Dusk fell and I decided to head back to Midland. As I passed the infamous Sonic Drive-In on Midkiff (a location known for its anti-biker management), I spotted four or five bikes sitting there under the lights. I almost kept going, partly because I have refused for over a year to patronize that place, and partly because I didn't recognize any of the bikes or people.

Wait a minute, I thought. You were just talking about how important it is to spread openness and friendship. Here's an opportunity.

And with that, I pulled in, parked my bike, and said hello to the other bikers.

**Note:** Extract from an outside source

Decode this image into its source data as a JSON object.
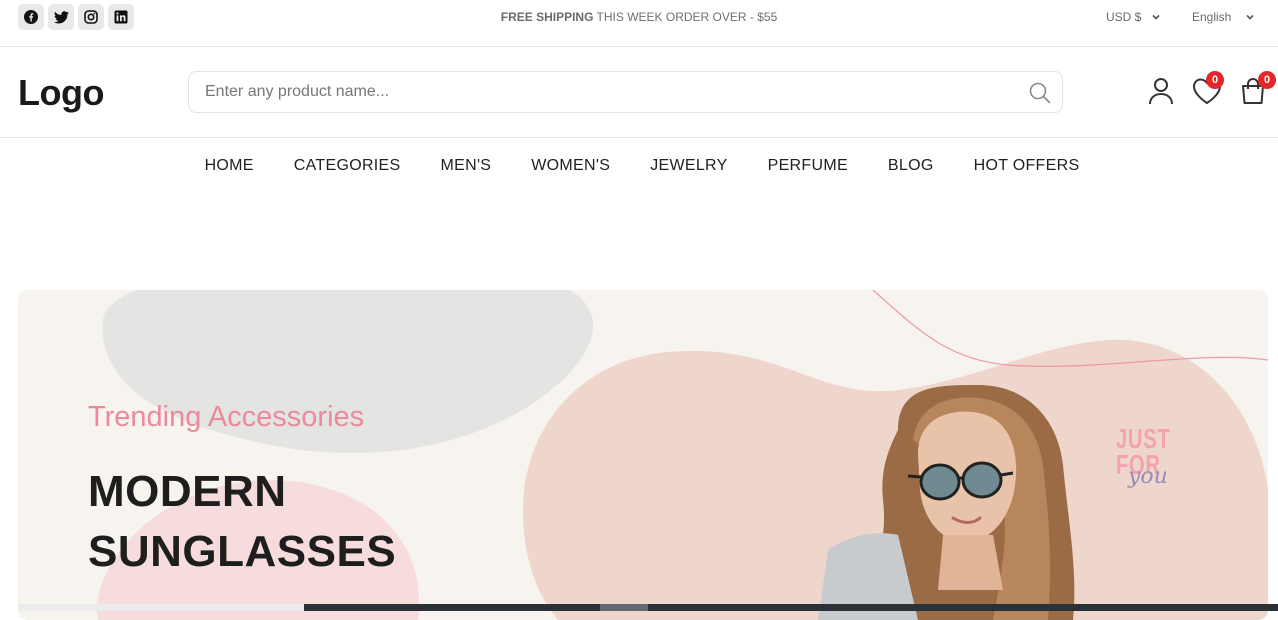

The group was very friendly -- and very young. I'd say none of them were over 18 or 19, and they were all riding hotrod bikes. Wow. When I was 18, I had to practically beg my parents to even let me ride a 250cc Honda on the street. Times have certainly changed.

At any rate, the gathering suddenly became infectious as we started waving down every bike that passed by. In the process, another guy I regularly ride with ended up stopping-in, as well as several other riders I hadn't seen in years. We talked bikes and racing for quite a while, sharing tech tips and looking at each other's motorcycles. By 10:00 p.m., eleven or so of us had gathered together and everyone was having a good time. We split up shortly thereafter, having made a few new friends and having gotten reacquainted with a few old ones. All in all, it was a great night.

As I headed home, I couldn't help but marvel a bit (as I have done many times before) at how motorcycles bring people together -- people who otherwise might not even get to know one another. Being a biker is a blessing in more ways than one, and I'm glad I've spent most of my life on two wheels.


<< Home